Civil rights activist Rosie Castro toted her painfully shy twin boys everywhere, and they weren't always thrilled about the outings: distributing political literature, attending farm worker rallies and visiting the voting booth.
But the early introduction into political life made its mark on Julian and Joaquin Castro, who left their hardscrabble San Antonio neighborhood to attend Stanford and Harvard Law School before returning to their native city.
Julian is now mayor of America's seventh-largest city, and Joaquin is a Texas state representative poised to win a seat in Congress. The brothers, 37, will be in the national spotlight Tuesday evening when Julian -- after an introduction by Joaquin -- delivers the keynote address at the Democratic National Convention in Charlotte, North Carolina, the first Latino to have that honor.

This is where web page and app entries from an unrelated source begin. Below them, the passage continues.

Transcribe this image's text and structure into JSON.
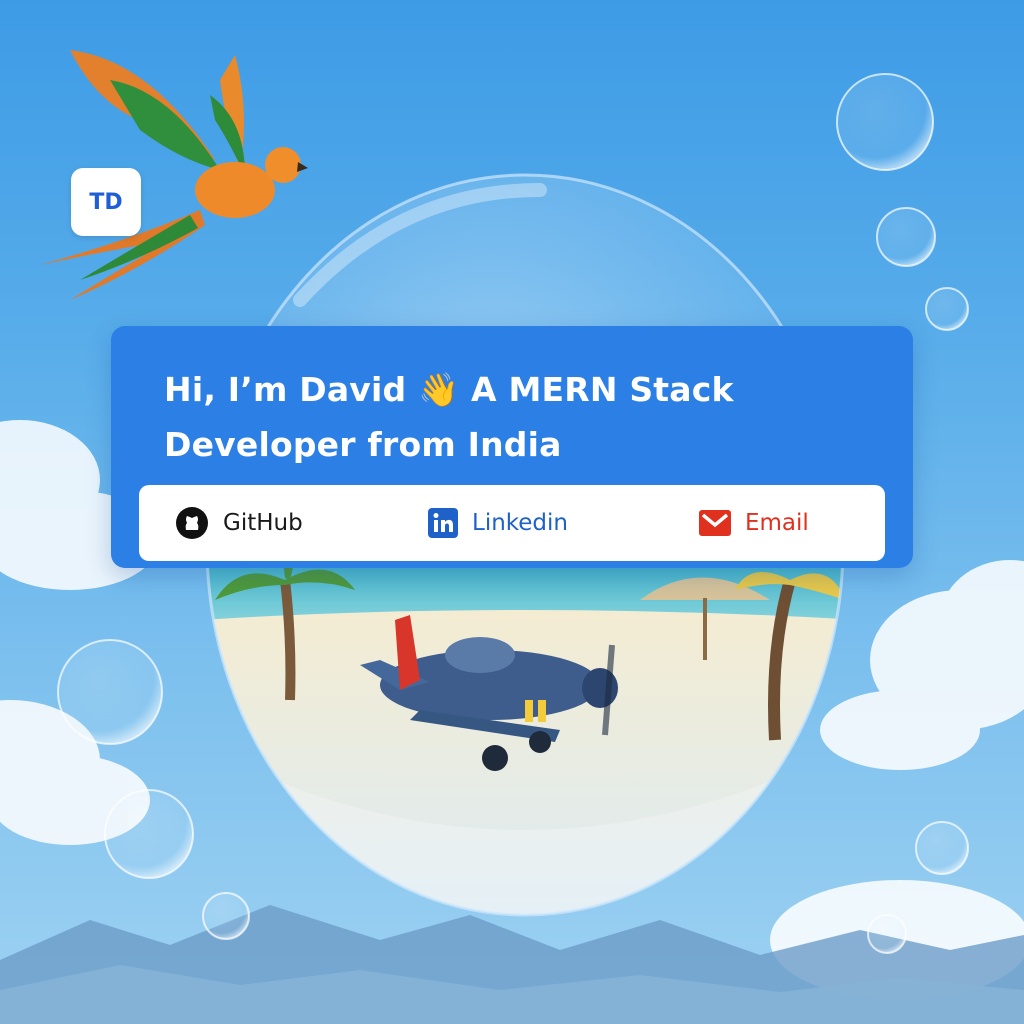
{
  "brand": {
    "logo_text": "TD"
  },
  "hero": {
    "headline_line1": "Hi, I’m David 👋 A MERN Stack",
    "headline_line2": "Developer from India"
  },
  "links": [
    {
      "label": "GitHub",
      "icon": "github-icon"
    },
    {
      "label": "Linkedin",
      "icon": "linkedin-icon"
    },
    {
      "label": "Email",
      "icon": "email-icon"
    }
  ],
  "colors": {
    "sky": "#3d9be6",
    "card": "#2b7fe5",
    "github": "#1a1a1a",
    "linkedin": "#1d61c9",
    "email": "#e0301e"
  }
}
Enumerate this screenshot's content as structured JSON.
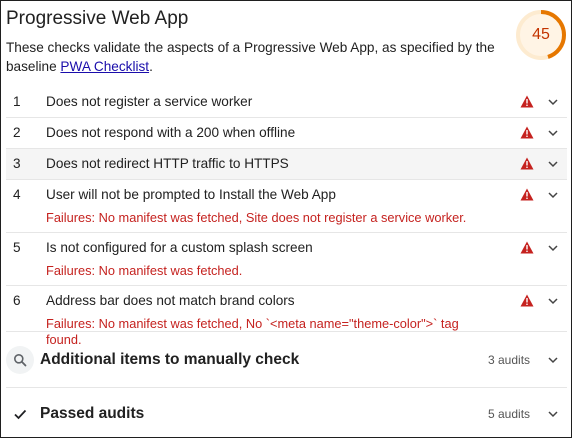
{
  "header": {
    "title": "Progressive Web App",
    "description_prefix": "These checks validate the aspects of a Progressive Web App, as specified by the baseline ",
    "link_text": "PWA Checklist",
    "description_suffix": ".",
    "score": "45",
    "score_fraction": 0.45,
    "score_color": "#e67700"
  },
  "audits": [
    {
      "num": "1",
      "title": "Does not register a service worker",
      "failure": ""
    },
    {
      "num": "2",
      "title": "Does not respond with a 200 when offline",
      "failure": ""
    },
    {
      "num": "3",
      "title": "Does not redirect HTTP traffic to HTTPS",
      "failure": ""
    },
    {
      "num": "4",
      "title": "User will not be prompted to Install the Web App",
      "failure": "Failures: No manifest was fetched, Site does not register a service worker."
    },
    {
      "num": "5",
      "title": "Is not configured for a custom splash screen",
      "failure": "Failures: No manifest was fetched."
    },
    {
      "num": "6",
      "title": "Address bar does not match brand colors",
      "failure": "Failures: No manifest was fetched, No `<meta name=\"theme-color\">` tag found."
    }
  ],
  "groups": {
    "manual": {
      "title": "Additional items to manually check",
      "count": "3 audits",
      "icon": "search-icon"
    },
    "passed": {
      "title": "Passed audits",
      "count": "5 audits",
      "icon": "checkmark-icon"
    }
  },
  "colors": {
    "fail_icon": "#c5221f",
    "failure_text": "#c5221f",
    "link": "#1a0dab"
  }
}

Julian Castro says he'll use the speech to highlight his family story as an example of the American Dream.
"Growing up, when we would get dragged to these events, I didn't want to be there," he said, recalling the outings led by his activist single mother. "Over time, as we got older, I developed a real appreciation of the importance of being involved in the democratic process."

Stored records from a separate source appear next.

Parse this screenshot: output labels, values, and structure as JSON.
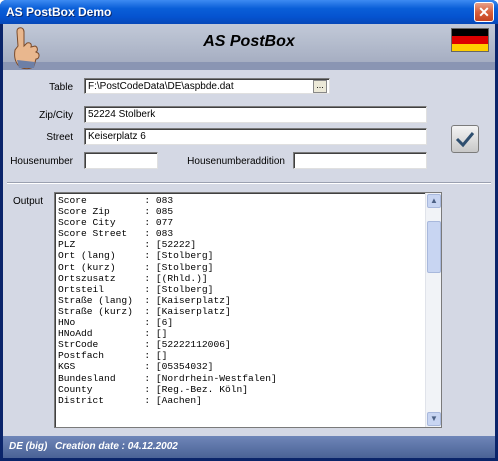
{
  "window": {
    "title": "AS PostBox Demo",
    "close_glyph": "✕"
  },
  "header": {
    "app_title": "AS PostBox",
    "flag_colors": [
      "#000000",
      "#dd0000",
      "#ffce00"
    ]
  },
  "form": {
    "table_label": "Table",
    "table_value": "F:\\PostCodeData\\DE\\aspbde.dat",
    "browse_label": "...",
    "zip_city_label": "Zip/City",
    "zip_city_value": "52224 Stolberk",
    "street_label": "Street",
    "street_value": "Keiserplatz 6",
    "housenumber_label": "Housenumber",
    "housenumber_value": "",
    "housenumberaddition_label": "Housenumberaddition",
    "housenumberaddition_value": ""
  },
  "output": {
    "label": "Output",
    "lines": [
      "Score          : 083",
      "Score Zip      : 085",
      "Score City     : 077",
      "Score Street   : 083",
      "PLZ            : [52222]",
      "Ort (lang)     : [Stolberg]",
      "Ort (kurz)     : [Stolberg]",
      "Ortszusatz     : [(Rhld.)]",
      "Ortsteil       : [Stolberg]",
      "Straße (lang)  : [Kaiserplatz]",
      "Straße (kurz)  : [Kaiserplatz]",
      "HNo            : [6]",
      "HNoAdd         : []",
      "StrCode        : [52222112006]",
      "Postfach       : []",
      "KGS            : [05354032]",
      "Bundesland     : [Nordrhein-Westfalen]",
      "County         : [Reg.-Bez. Köln]",
      "District       : [Aachen]"
    ]
  },
  "status": {
    "edition": "DE (big)",
    "creation": "Creation date : 04.12.2002"
  },
  "icons": {
    "hand": "pointing-hand-icon",
    "check": "checkmark-icon",
    "flag": "german-flag-icon"
  }
}
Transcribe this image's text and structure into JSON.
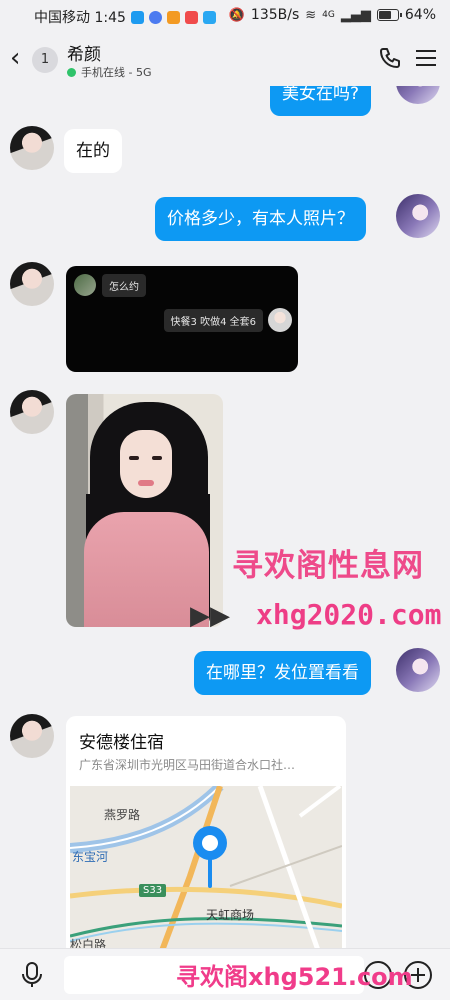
{
  "status_bar": {
    "carrier_time": "中国移动 1:45",
    "net_speed": "135B/s",
    "signal_text": "4G",
    "battery_text": "64%",
    "battery_level": 0.64
  },
  "header": {
    "back_glyph": "‹",
    "unread_count": "1",
    "contact_name": "希颜",
    "online_status": "手机在线 - 5G"
  },
  "messages": {
    "top_partial": "美女在吗?",
    "m1_text": "在的",
    "m2_text": "价格多少，有本人照片？",
    "card_question": "怎么约",
    "card_prices": "快餐3  吹做4  全套6",
    "m4_text": "在哪里？发位置看看"
  },
  "location": {
    "title": "安德楼住宿",
    "address": "广东省深圳市光明区马田街道合水口社…",
    "map_labels": {
      "road1": "燕罗路",
      "river": "东宝河",
      "highway": "S33",
      "mall": "天虹商场",
      "road2": "松白路"
    }
  },
  "watermarks": {
    "title": "寻欢阁性息网",
    "site1": "xhg2020.com",
    "site2": "寻欢阁xhg521.com"
  },
  "colors": {
    "accent_blue": "#0d99f3",
    "online_green": "#2fc36a",
    "watermark_pink": "#ee4a8a"
  }
}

The Castros share a lot of similarities with a certain President of the United States: raised by a single mother, putting themselves through college, growing up in the labor movement, reaching success in state politics. Now they turn to bigger things: Joaquin is aiming for a House seat, and Julian is the keynote speaker.

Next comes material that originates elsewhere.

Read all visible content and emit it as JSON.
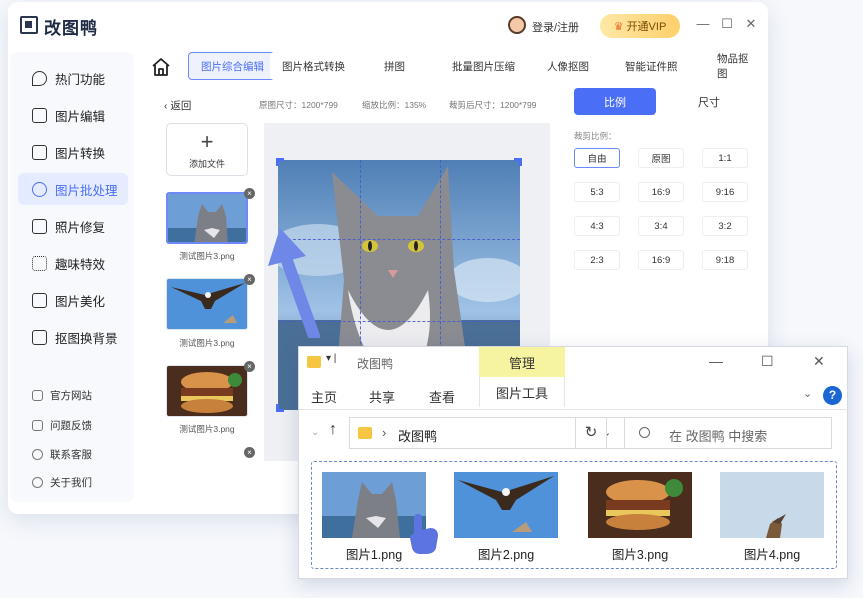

We'll see how they do. But remember the names: you'll be seeing them again in 2016 for sure.